--- Material provided ---
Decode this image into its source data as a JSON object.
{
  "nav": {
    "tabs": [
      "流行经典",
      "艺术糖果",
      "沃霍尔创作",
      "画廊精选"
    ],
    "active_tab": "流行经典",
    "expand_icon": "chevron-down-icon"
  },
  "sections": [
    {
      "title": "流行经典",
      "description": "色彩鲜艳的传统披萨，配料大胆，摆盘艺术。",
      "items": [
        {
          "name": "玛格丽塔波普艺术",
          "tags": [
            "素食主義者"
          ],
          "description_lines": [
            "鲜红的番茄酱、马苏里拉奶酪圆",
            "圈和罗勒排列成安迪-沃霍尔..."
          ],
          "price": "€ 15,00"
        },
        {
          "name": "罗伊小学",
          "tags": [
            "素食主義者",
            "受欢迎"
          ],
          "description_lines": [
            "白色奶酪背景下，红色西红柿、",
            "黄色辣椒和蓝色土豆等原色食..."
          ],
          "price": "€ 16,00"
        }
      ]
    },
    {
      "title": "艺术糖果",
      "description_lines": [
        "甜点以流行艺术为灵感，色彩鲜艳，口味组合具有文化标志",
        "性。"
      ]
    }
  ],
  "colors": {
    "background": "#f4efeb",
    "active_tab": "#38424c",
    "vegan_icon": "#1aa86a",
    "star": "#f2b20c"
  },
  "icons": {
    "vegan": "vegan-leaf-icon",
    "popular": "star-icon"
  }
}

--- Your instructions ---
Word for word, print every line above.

--- Exercise response ---
Decode this image into its source data as a JSON object.
{
  "nav": {
    "tabs": [
      "流行经典",
      "艺术糖果",
      "沃霍尔创作",
      "画廊精选"
    ],
    "active_tab": "流行经典",
    "expand_icon": "chevron-down-icon"
  },
  "sections": [
    {
      "title": "流行经典",
      "description": "色彩鲜艳的传统披萨，配料大胆，摆盘艺术。",
      "items": [
        {
          "name": "玛格丽塔波普艺术",
          "tags": [
            "素食主義者"
          ],
          "description_lines": [
            "鲜红的番茄酱、马苏里拉奶酪圆",
            "圈和罗勒排列成安迪-沃霍尔..."
          ],
          "price": "€ 15,00"
        },
        {
          "name": "罗伊小学",
          "tags": [
            "素食主義者",
            "受欢迎"
          ],
          "description_lines": [
            "白色奶酪背景下，红色西红柿、",
            "黄色辣椒和蓝色土豆等原色食..."
          ],
          "price": "€ 16,00"
        }
      ]
    },
    {
      "title": "艺术糖果",
      "description_lines": [
        "甜点以流行艺术为灵感，色彩鲜艳，口味组合具有文化标志",
        "性。"
      ]
    }
  ],
  "colors": {
    "background": "#f4efeb",
    "active_tab": "#38424c",
    "vegan_icon": "#1aa86a",
    "star": "#f2b20c"
  },
  "icons": {
    "vegan": "vegan-leaf-icon",
    "popular": "star-icon"
  }
}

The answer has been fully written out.